My friend Russ predicted this. He told me on the night of the season opener that the Angels were a favorite (or potential) to have a shot at the World Series.
Of course I wanted to believe this because it would be fun to finally live in a place that had a professional team make it to the pinnacle of their sport.
Mostly because I've never been through that kind of experience before and I had developed a connection with the Angels since moving here in 1999.
My old office is located in a warehouse that sits right next to Angels Stadium off Orangewood Avenue. Since moving ten miles from Disneyland I have driven or walked by the home of the Angels every Monday through Friday and occasionally on Saturdays.
For lunch, or afternoon coffee break, I would walk across the stadium parking lot to a small food court off Katella. Each time trying to admire something different about the huge building the large number of high powered lamps, the round bar that sits outside the stadium, between third base and home pate on the mezzanine level, and the copper home plate that is set into the concrete in front of the main entrance.

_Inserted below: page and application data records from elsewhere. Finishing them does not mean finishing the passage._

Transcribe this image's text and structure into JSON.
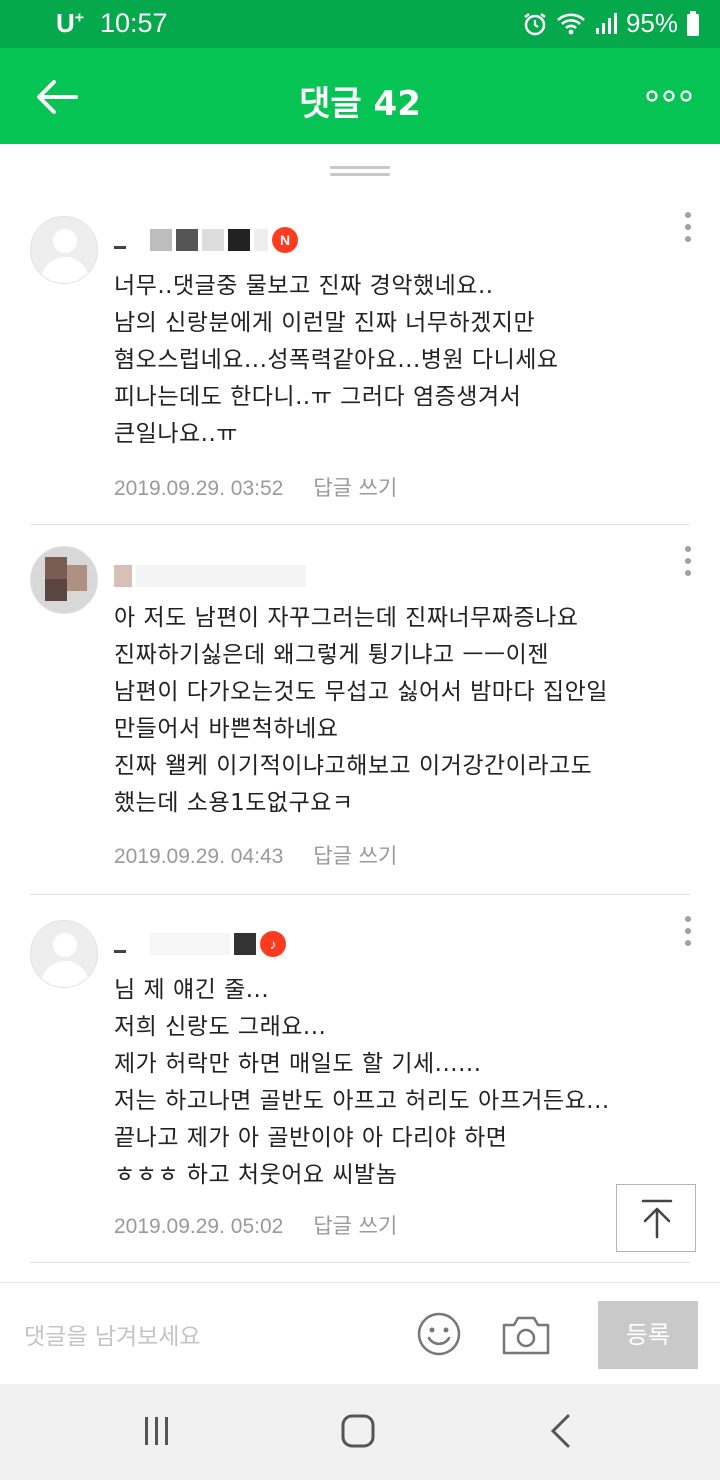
{
  "status": {
    "carrier": "U",
    "carrier_plus": "+",
    "time": "10:57",
    "battery": "95%"
  },
  "header": {
    "title": "댓글 42"
  },
  "comments": [
    {
      "lines": [
        "너무..댓글중 물보고 진짜 경악했네요..",
        "남의 신랑분에게 이런말 진짜 너무하겠지만",
        "혐오스럽네요...성폭력같아요...병원 다니세요",
        "피나는데도 한다니..ㅠ 그러다 염증생겨서",
        "큰일나요..ㅠ"
      ],
      "date": "2019.09.29. 03:52",
      "reply": "답글 쓰기",
      "badge": "N"
    },
    {
      "lines": [
        "아 저도 남편이 자꾸그러는데 진짜너무짜증나요",
        "진짜하기싫은데 왜그렇게 튕기냐고 ㅡㅡ이젠",
        "남편이 다가오는것도 무섭고 싫어서 밤마다 집안일",
        "만들어서 바쁜척하네요",
        "진짜 왤케 이기적이냐고해보고 이거강간이라고도",
        "했는데 소용1도없구요ㅋ"
      ],
      "date": "2019.09.29. 04:43",
      "reply": "답글 쓰기"
    },
    {
      "lines": [
        "님 제 얘긴 줄...",
        "저희 신랑도 그래요...",
        "제가 허락만 하면 매일도 할 기세......",
        "저는 하고나면 골반도 아프고 허리도 아프거든요...",
        "끝나고 제가 아 골반이야 아 다리야 하면",
        "ㅎㅎㅎ 하고 처웃어요 씨발놈"
      ],
      "date": "2019.09.29. 05:02",
      "reply": "답글 쓰기"
    }
  ],
  "input": {
    "placeholder": "댓글을 남겨보세요",
    "submit": "등록"
  },
  "colors": {
    "status_bar": "#05a84a",
    "header": "#06c454",
    "badge": "#ff3b1f"
  }
}
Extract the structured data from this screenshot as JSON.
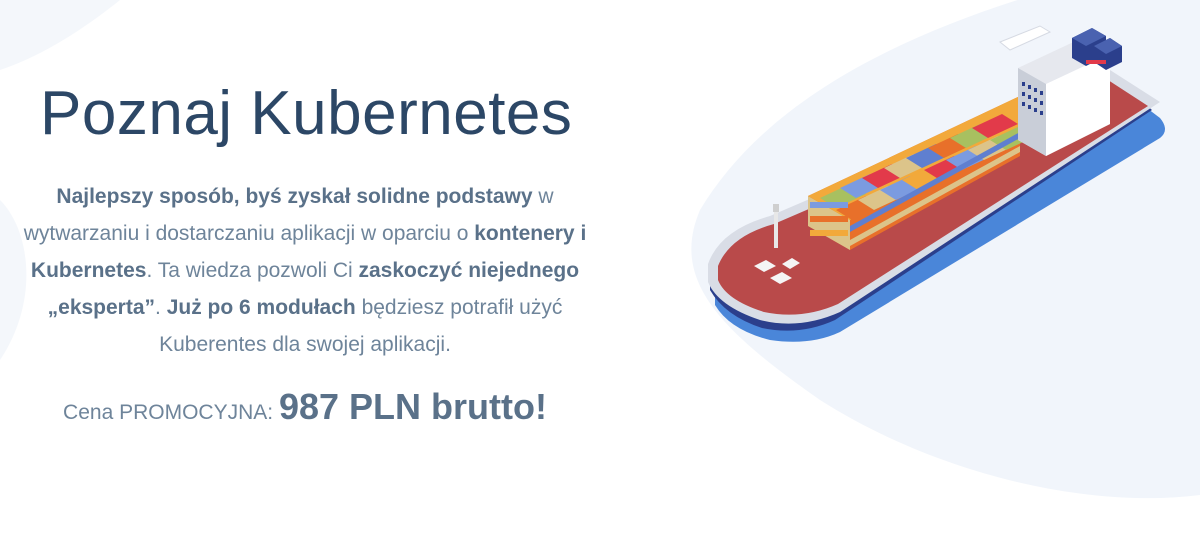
{
  "hero": {
    "title": "Poznaj Kubernetes",
    "description": {
      "p1_bold": "Najlepszy sposób, byś zyskał solidne podstawy",
      "p2": " w wytwarzaniu i dostarczaniu aplikacji w oparciu o ",
      "p3_bold": "kontenery i Kubernetes",
      "p4": ". Ta wiedza pozwoli Ci ",
      "p5_bold": "zaskoczyć niejednego „eksperta”",
      "p6": ". ",
      "p7_bold": "Już po 6 modułach",
      "p8": " będziesz potrafił użyć Kuberentes dla swojej aplikacji."
    },
    "price_label": "Cena PROMOCYJNA: ",
    "price_value": "987 PLN brutto!"
  },
  "illustration": {
    "icon": "container-ship-icon",
    "colors": {
      "background_blob": "#f1f5fb",
      "hull_top": "#b94a4a",
      "hull_side": "#2b3f8c",
      "hull_waterline": "#4a86d9",
      "container_palette": [
        "#f2a93b",
        "#e8702a",
        "#7b9be0",
        "#dcc48a",
        "#e23a4a",
        "#a8c060",
        "#5f7fd0"
      ]
    }
  }
}
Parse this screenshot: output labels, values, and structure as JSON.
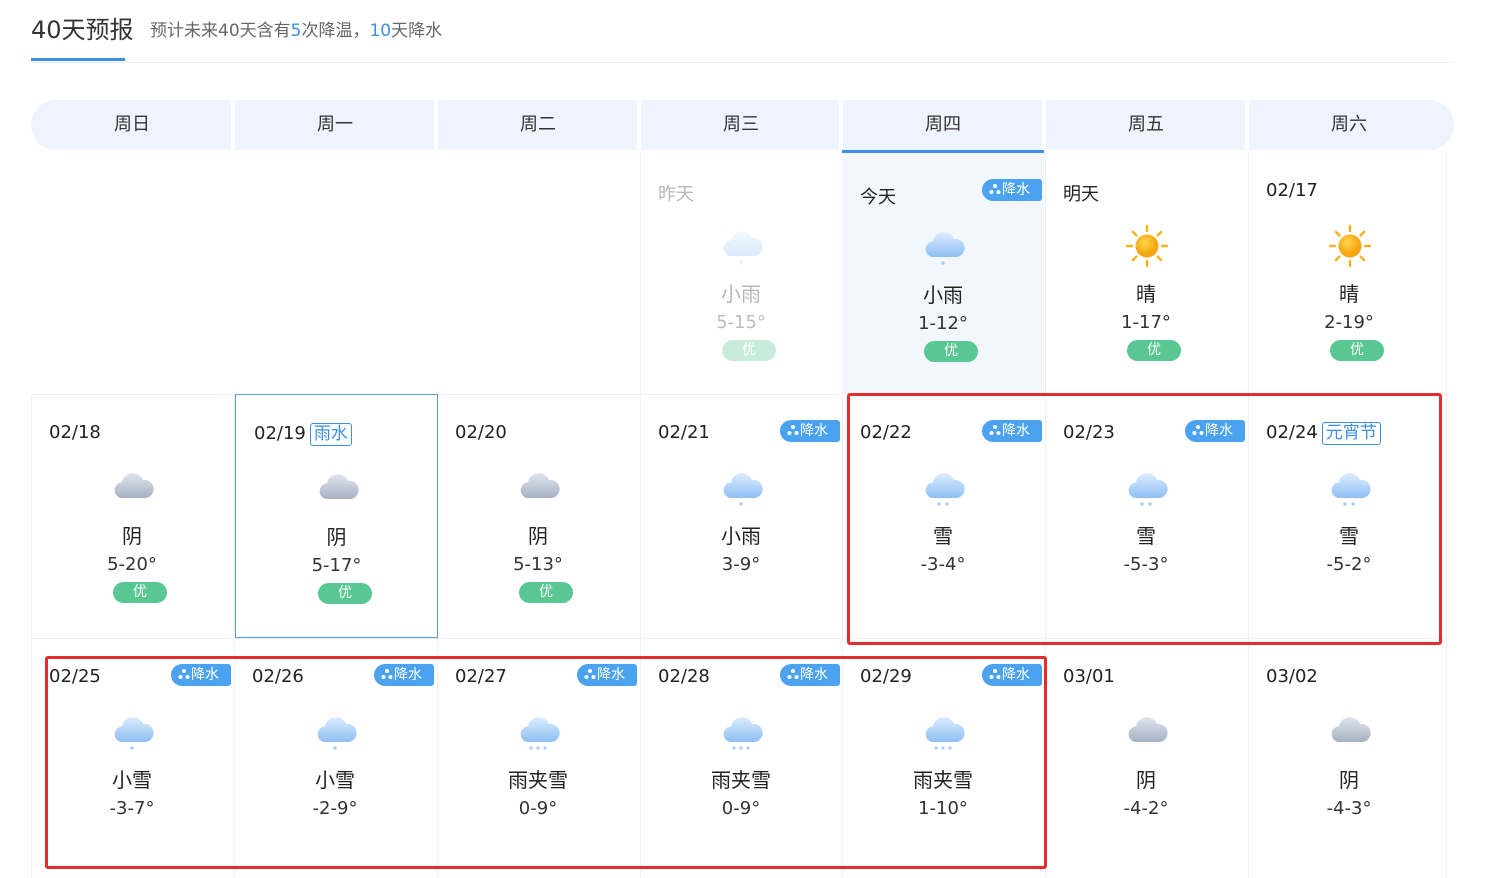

I was even there on the morning when the new team logo and uniforms were unveiled to the public as the Disneyland marching band played on.
Getting tickets to attend any of the Fall Classic games was a joke. At $900 per ticket for nose-bleed seats I thought it was a bit too much, even for a World Series. Besides I had a pretty good view of the games armed with Tivo and the Grundig worldband radio tuned to the right AM station.
But that's ok because I live close enough to Angel's stadium that I could clearly hear the loud roar and thunder of the fireworks being launched from the ballpark in celebration of the Angel's new title as World Champions. For a guy who grew up landlocked in the middle of Alaska, that was just as cool, all in itself.